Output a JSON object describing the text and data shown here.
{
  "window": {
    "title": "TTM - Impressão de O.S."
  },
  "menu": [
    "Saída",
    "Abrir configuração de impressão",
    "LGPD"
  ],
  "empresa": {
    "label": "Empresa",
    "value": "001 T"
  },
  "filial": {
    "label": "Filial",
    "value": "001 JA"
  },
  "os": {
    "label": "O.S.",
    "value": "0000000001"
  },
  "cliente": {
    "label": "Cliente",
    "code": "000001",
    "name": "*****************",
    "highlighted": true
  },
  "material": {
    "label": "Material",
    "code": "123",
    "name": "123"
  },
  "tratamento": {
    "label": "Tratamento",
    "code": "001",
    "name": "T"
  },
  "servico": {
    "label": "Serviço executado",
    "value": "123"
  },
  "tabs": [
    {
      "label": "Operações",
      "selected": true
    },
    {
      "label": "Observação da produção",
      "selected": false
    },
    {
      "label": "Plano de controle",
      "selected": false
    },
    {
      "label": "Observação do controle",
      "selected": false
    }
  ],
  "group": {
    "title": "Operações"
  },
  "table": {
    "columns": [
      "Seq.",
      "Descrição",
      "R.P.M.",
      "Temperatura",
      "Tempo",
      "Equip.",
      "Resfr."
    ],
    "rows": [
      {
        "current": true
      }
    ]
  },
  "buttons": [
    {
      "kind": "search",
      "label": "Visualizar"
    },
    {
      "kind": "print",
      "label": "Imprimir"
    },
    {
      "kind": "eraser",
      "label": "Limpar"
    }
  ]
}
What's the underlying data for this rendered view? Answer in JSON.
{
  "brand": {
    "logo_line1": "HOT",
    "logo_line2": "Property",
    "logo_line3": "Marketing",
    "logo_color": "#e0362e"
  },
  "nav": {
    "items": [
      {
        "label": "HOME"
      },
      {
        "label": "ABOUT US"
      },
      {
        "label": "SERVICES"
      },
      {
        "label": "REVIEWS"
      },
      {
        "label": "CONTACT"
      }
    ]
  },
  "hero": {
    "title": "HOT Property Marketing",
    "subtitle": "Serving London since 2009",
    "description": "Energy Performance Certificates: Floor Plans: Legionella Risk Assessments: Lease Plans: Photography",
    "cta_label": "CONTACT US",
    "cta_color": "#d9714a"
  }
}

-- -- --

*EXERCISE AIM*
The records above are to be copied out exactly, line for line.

*ANSWER BOX*
Output a JSON object describing the text and data shown here.
{
  "window": {
    "title": "TTM - Impressão de O.S."
  },
  "menu": [
    "Saída",
    "Abrir configuração de impressão",
    "LGPD"
  ],
  "empresa": {
    "label": "Empresa",
    "value": "001 T"
  },
  "filial": {
    "label": "Filial",
    "value": "001 JA"
  },
  "os": {
    "label": "O.S.",
    "value": "0000000001"
  },
  "cliente": {
    "label": "Cliente",
    "code": "000001",
    "name": "*****************",
    "highlighted": true
  },
  "material": {
    "label": "Material",
    "code": "123",
    "name": "123"
  },
  "tratamento": {
    "label": "Tratamento",
    "code": "001",
    "name": "T"
  },
  "servico": {
    "label": "Serviço executado",
    "value": "123"
  },
  "tabs": [
    {
      "label": "Operações",
      "selected": true
    },
    {
      "label": "Observação da produção",
      "selected": false
    },
    {
      "label": "Plano de controle",
      "selected": false
    },
    {
      "label": "Observação do controle",
      "selected": false
    }
  ],
  "group": {
    "title": "Operações"
  },
  "table": {
    "columns": [
      "Seq.",
      "Descrição",
      "R.P.M.",
      "Temperatura",
      "Tempo",
      "Equip.",
      "Resfr."
    ],
    "rows": [
      {
        "current": true
      }
    ]
  },
  "buttons": [
    {
      "kind": "search",
      "label": "Visualizar"
    },
    {
      "kind": "print",
      "label": "Imprimir"
    },
    {
      "kind": "eraser",
      "label": "Limpar"
    }
  ]
}
What's the underlying data for this rendered view? Answer in JSON.
{
  "brand": {
    "logo_line1": "HOT",
    "logo_line2": "Property",
    "logo_line3": "Marketing",
    "logo_color": "#e0362e"
  },
  "nav": {
    "items": [
      {
        "label": "HOME"
      },
      {
        "label": "ABOUT US"
      },
      {
        "label": "SERVICES"
      },
      {
        "label": "REVIEWS"
      },
      {
        "label": "CONTACT"
      }
    ]
  },
  "hero": {
    "title": "HOT Property Marketing",
    "subtitle": "Serving London since 2009",
    "description": "Energy Performance Certificates: Floor Plans: Legionella Risk Assessments: Lease Plans: Photography",
    "cta_label": "CONTACT US",
    "cta_color": "#d9714a"
  }
}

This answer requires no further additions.